Grayce works hand in hand with the emerging workforce; here we share our take on working life’s new look.
What do we want from our work? A big salary or modern office? Maybe opportunities to give back or to travel abroad? For most of us, a satisfying working life probably combines a mixture of these elements. Whilst meaningful work looks different for each of us, we can agree that today it hinges on much more than salary.
Gone are the days of working for one company for our entire career – in fact, today’s emerging workforce isn’t necessarily assuming that they’ll work for someone else at all. The rise of freelancers, remote working and the gig economy all signal a shift away from the traditional office based 9 to 5. The boundary between our working lives and home lives is becoming increasingly blurred. We’re seeing greater alignment between our needs and values inside and outside of work. Unlike in the past, we’re tailoring our working lives to ourselves, rather than the other way around.
Driving this change is the emerging workforce. Millennials and Gen Z are leading the way when it comes to seeking a ‘full package’ from employers, not just a big salary. It’s not only the emerging workforce that are onboard with this shift, but we’re also seeing people well into their working lives ditching traditional careers to start their own businesses, or share their wealth of knowledge with startups. Although the attitudes of different generations of workforces are not necessarily the same, the similarities in what they’re seeking from their work signals a more universal shift in our working world.
As we reimagine our working world, how do employers ensure they offer work that their employees find not only satisfying, but meaningful?
Much more than the personal satisfaction of a job well done, we’re looking for our employers to operate with a sense of purpose in mind. Building on a businesses’ mission statement and values, it’s key for businesses to practise what they preach and put those beliefs into action.
It’s no surprise then that both employers and employees are placing increasing focus on a synergy between personal and company values. As the gap between our work and personal personas narrows, we’re no longer relegating the causes we care about to our personal time, but bringing them into the boardroom. Whether that’s nurturing new talent or fundraising for a project that’s close to the company’s heart, it’s a consistent, local focus that CSR efforts are moving towards. In addition to day-to-day business successes, the sense that employees are working together towards a larger social purpose develops a strong sense of community.
Work. Eat. Sleep. Repeat. Sound familiar? The formerly fixed structure of our working days is undergoing a flexible facelift. We’re ditching doing the same repetitive tasks 9 to 5 at our desks in favour of more fluid ways of working. The rise of freelancing and the gig economy suggests that a flexible approach is beneficial for both employees and employers. Hiring on a short term basis offers a way to solve businesses’ immediate needs without the commitment of increasing head count.
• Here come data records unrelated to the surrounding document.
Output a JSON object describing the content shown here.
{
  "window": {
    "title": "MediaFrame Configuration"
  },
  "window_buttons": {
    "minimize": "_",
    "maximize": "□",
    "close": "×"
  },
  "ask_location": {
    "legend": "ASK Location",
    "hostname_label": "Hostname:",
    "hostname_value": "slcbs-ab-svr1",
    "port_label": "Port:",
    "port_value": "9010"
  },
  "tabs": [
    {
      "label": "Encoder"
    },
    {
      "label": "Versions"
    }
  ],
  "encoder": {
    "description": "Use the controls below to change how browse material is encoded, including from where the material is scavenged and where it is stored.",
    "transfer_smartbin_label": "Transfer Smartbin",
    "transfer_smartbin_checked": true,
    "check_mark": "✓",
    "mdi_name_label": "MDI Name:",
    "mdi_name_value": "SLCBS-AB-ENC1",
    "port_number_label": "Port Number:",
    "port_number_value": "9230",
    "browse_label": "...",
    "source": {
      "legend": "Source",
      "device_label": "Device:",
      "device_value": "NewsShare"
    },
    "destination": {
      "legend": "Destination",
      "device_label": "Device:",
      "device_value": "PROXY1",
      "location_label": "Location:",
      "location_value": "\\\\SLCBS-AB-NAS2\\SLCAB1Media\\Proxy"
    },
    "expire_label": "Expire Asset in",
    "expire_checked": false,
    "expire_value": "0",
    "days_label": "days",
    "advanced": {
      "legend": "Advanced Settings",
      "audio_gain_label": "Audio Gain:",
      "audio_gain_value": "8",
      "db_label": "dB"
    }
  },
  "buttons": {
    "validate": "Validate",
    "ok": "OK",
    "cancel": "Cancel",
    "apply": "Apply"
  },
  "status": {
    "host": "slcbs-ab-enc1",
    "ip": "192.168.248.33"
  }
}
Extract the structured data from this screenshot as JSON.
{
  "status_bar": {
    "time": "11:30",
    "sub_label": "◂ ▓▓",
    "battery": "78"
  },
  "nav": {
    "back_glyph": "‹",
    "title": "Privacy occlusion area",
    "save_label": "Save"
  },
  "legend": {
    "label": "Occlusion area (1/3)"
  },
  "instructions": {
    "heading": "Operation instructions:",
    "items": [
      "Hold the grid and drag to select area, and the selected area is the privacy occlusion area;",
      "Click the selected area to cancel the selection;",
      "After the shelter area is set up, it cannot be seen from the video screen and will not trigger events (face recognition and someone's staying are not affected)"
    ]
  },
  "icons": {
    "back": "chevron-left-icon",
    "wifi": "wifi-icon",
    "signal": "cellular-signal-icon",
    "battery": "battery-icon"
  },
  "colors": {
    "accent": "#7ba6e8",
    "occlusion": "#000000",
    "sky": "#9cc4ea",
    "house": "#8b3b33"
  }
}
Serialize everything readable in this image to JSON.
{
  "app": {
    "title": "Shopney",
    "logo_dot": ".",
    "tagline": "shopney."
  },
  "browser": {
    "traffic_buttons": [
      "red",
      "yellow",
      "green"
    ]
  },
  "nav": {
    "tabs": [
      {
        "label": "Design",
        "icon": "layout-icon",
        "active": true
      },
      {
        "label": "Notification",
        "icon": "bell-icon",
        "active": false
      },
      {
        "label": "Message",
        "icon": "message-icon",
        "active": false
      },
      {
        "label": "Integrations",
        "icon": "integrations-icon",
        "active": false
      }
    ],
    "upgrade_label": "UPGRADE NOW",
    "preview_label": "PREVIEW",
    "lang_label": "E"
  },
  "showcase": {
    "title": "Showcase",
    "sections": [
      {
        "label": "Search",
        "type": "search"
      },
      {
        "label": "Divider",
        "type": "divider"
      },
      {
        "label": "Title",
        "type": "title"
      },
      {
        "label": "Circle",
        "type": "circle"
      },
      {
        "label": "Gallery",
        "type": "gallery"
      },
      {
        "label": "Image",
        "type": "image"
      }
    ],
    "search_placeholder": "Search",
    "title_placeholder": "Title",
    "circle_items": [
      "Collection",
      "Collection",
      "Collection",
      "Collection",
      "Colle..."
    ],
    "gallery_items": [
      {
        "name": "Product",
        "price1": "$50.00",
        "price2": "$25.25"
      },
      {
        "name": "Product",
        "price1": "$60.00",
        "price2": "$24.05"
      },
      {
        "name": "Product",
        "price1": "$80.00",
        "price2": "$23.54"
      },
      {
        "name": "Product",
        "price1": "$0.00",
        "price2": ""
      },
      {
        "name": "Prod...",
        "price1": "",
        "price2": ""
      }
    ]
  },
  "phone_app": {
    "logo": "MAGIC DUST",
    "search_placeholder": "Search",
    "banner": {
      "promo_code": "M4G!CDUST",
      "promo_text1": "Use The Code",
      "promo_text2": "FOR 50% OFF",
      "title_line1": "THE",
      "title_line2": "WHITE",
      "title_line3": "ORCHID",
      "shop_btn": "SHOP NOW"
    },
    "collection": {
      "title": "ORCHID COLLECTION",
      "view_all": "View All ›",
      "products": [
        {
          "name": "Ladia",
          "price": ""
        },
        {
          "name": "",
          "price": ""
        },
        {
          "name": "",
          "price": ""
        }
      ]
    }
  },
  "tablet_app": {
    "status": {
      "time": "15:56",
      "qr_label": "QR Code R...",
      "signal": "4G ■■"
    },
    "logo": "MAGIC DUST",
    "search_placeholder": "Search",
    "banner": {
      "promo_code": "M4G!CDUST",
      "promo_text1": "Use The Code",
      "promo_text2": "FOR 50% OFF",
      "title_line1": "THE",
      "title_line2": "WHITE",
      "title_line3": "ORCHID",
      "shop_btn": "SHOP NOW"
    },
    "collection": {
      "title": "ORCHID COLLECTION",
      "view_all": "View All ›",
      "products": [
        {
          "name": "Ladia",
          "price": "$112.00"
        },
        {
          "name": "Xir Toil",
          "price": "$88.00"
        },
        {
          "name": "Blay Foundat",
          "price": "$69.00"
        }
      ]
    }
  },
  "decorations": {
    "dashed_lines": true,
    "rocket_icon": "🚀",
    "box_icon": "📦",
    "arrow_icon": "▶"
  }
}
Providing a flexible working space is another way to tailor working life to employee preferences. Going hand in hand with flexible schedules, when we’re in the office, it’s important to have a workspace that adapts to our needs. Break out spaces for innovations and soundproofed booths for phone calls, make for an environment that’s as agile as our ways of working. Giving employees the flexibility to work when, where and how they want is vital for creating a culture of trust.
As the conversation surrounding wellbeing and mental health continues to expand, employers are working to demonstrate a commitment to employee wellbeing. From guides for taking care of your wellbeing to educational mental health sessions, there’s plenty of practical steps for employers to take to show genuine care for their employees. Alongside first aiders that are ready to help in the event of physical injury, we’re now also seeing the rise of mental health first aiders. Training employees to deal with panic attacks and spot the signs of stress and depression builds a strong foundation for employees to feel cared for and supported.
Whilst educational tools and training are undoubtedly beneficial, it’s vital to ensure that the conversation around mental health extends beyond this. Today, employers are fostering company cultures that not only have increased awareness about mental health and wellbeing, but an open dialogue surrounding it as well.